Each line that contains the word "What" is to be copied from the records below.

━━━━━ Data in this exercise ━━━━━

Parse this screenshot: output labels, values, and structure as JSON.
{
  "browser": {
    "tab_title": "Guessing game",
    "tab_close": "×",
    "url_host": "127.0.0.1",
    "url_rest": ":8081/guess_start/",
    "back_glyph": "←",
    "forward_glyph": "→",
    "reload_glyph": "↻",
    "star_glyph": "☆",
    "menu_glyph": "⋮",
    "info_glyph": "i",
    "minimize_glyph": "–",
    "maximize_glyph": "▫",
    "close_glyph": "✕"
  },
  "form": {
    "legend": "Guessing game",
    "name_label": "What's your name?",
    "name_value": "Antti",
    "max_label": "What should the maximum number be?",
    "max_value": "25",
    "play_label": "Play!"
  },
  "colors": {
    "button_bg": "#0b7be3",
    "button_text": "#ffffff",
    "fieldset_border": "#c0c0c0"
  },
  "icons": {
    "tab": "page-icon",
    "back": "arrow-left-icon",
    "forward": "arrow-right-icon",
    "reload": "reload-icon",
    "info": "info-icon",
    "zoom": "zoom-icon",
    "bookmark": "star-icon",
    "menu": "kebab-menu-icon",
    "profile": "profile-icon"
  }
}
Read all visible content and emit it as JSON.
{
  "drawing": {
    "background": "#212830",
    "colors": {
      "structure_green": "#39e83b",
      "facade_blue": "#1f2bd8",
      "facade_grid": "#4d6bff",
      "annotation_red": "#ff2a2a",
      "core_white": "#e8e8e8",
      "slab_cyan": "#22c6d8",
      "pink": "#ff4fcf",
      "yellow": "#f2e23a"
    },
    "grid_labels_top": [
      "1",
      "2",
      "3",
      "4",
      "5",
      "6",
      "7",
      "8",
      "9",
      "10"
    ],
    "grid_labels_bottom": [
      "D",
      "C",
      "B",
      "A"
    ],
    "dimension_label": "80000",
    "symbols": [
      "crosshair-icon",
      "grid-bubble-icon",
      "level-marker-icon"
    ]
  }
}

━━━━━

◆ **Written solution**:
    "name_label": "What's your name?",
    "max_label": "What should the maximum number be?",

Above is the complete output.